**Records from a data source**
· · ·

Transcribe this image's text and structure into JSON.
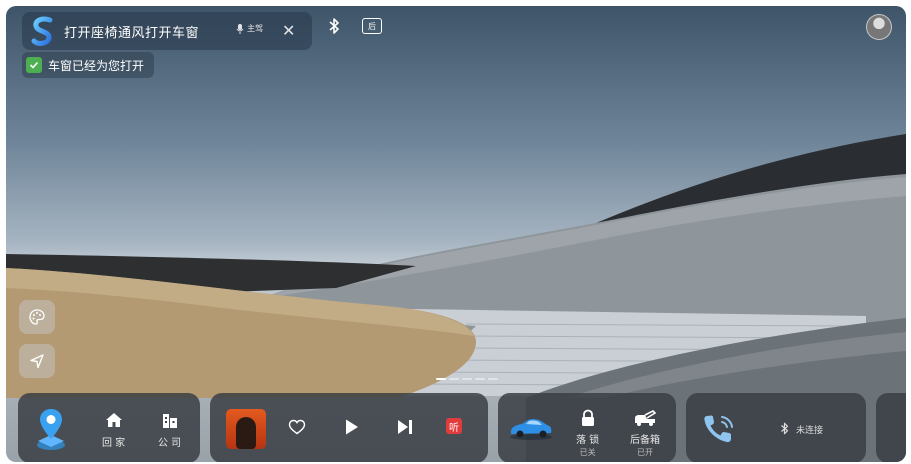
{
  "status_bar": {
    "voice_query": "打开座椅通风打开车窗",
    "mic_label": "主驾",
    "notice": "车窗已经为您打开"
  },
  "icons": {
    "assistant": "assistant-logo-icon",
    "mic": "microphone-icon",
    "close": "close-icon",
    "bluetooth": "bluetooth-icon",
    "rear_display": "rear-display-icon",
    "rear_display_glyph": "后",
    "avatar": "user-avatar-icon"
  },
  "side_buttons": [
    "palette-icon",
    "navigation-arrow-icon"
  ],
  "pager": {
    "pages": 5,
    "active": 0
  },
  "dock": {
    "navigation": {
      "home_label": "回 家",
      "company_label": "公 司"
    },
    "media": {
      "listen_badge": "听"
    },
    "vehicle": {
      "lock_label": "落 锁",
      "lock_status": "已关",
      "trunk_label": "后备箱",
      "trunk_status": "已开"
    },
    "phone": {
      "status": "未连接"
    }
  },
  "colors": {
    "dock_bg": "#3a3e44",
    "check_green": "#4cb050",
    "map_pin_blue": "#3aa0f0",
    "listen_red": "#e23b3b"
  }
}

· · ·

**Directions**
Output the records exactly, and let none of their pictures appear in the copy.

**Exercise response**
Transcribe this image's text and structure into JSON.
{
  "status_bar": {
    "voice_query": "打开座椅通风打开车窗",
    "mic_label": "主驾",
    "notice": "车窗已经为您打开"
  },
  "icons": {
    "assistant": "assistant-logo-icon",
    "mic": "microphone-icon",
    "close": "close-icon",
    "bluetooth": "bluetooth-icon",
    "rear_display": "rear-display-icon",
    "rear_display_glyph": "后",
    "avatar": "user-avatar-icon"
  },
  "side_buttons": [
    "palette-icon",
    "navigation-arrow-icon"
  ],
  "pager": {
    "pages": 5,
    "active": 0
  },
  "dock": {
    "navigation": {
      "home_label": "回 家",
      "company_label": "公 司"
    },
    "media": {
      "listen_badge": "听"
    },
    "vehicle": {
      "lock_label": "落 锁",
      "lock_status": "已关",
      "trunk_label": "后备箱",
      "trunk_status": "已开"
    },
    "phone": {
      "status": "未连接"
    }
  },
  "colors": {
    "dock_bg": "#3a3e44",
    "check_green": "#4cb050",
    "map_pin_blue": "#3aa0f0",
    "listen_red": "#e23b3b"
  }
}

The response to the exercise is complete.